But then there was the author of the original novel, E.L. James. The studio had given James incredible levels of creative control over the project, including final approval over casting choices ( “#NotMyChristian,” her subconscious quipped) and changes to screenwriter Kelly Marcel’s script. Sam seethed with jealousy. “Fifty Shades Of Grey is mine now,” she thought. “Just because you’re the one who introduced it to the world of sadomasochism and wide-ranging merchandising opportunities doesn’t mean you own it. The studio chose me. Me!” Sam straightened up, tucked a strand of her long blonde hair behind her ear, and spoke.
“The tampon scene has to go,” she said.
The shoot went smoothly, and with each scene Sam’s confidence grew. The tough decisions and personal sacrifices that come with directing a major motion picture could be painful, yes, but when she succumbed in the heat of the moment, the pleasure was sublime. Dizzy with adrenaline, Sam smiled. “I can do this,” she thought. Her inner goddess gave her a thumbs up.
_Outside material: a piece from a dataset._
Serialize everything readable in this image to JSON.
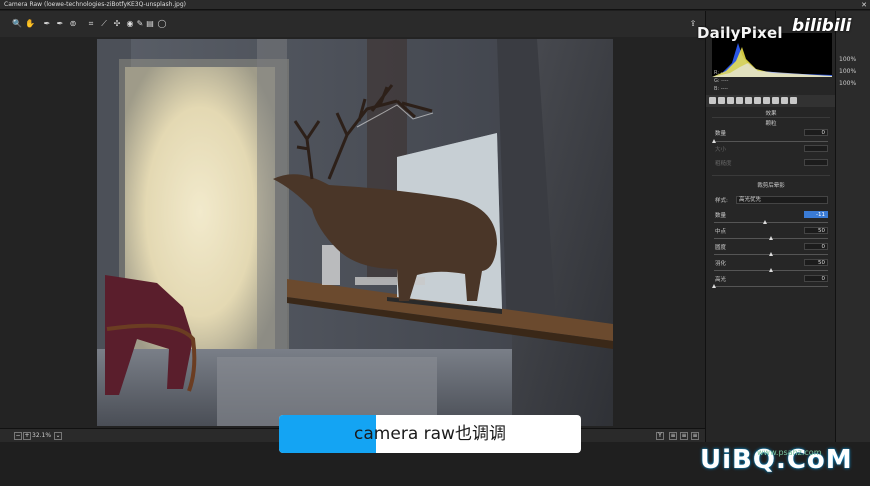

But E.L. would not let go of Fifty Shades Of Grey. She kept interfering with Sam’s vision for the films, and undermined her authority at every turn. “Is this some sort of humiliation play?,” her subconscious asked nervously. Her inner goddess folded her arms and stamped her feet.
Finally, it came time to film the end of the movie. Sam wanted to make a small change to the scene as it played out in E.L.’s book, one that subtly shifted the power dynamic between Ana and Christian and cast the events of the story in a different, and arguably more empowered, light. But E.L., ever the control freak (“That’s why she’s so sadistic,” her subconscious muttered), would not agree to Sam’s request. With slowly growing horror, Sam realized that she could not change Fifty Shades Of Grey, and that, in fact, Fifty Shades Of Grey had changed her.
Sam quickly gathered her things and ran for the elevator. “Sam! Wait! Please, let me explain! This is all I have!,” E.L. cried, running after her. The elevator doors opened, almost as if by magic, just as Sam reached the entrance to the lavish penthouse apartment E.L. had bought with all that Fifty Shades Of Grey money. Sam got in the elevator, catching the briefest glimpse of E.L.’s distraught face as the doors slid closed behind her.
“Red,” Sam Taylor-Johnson said.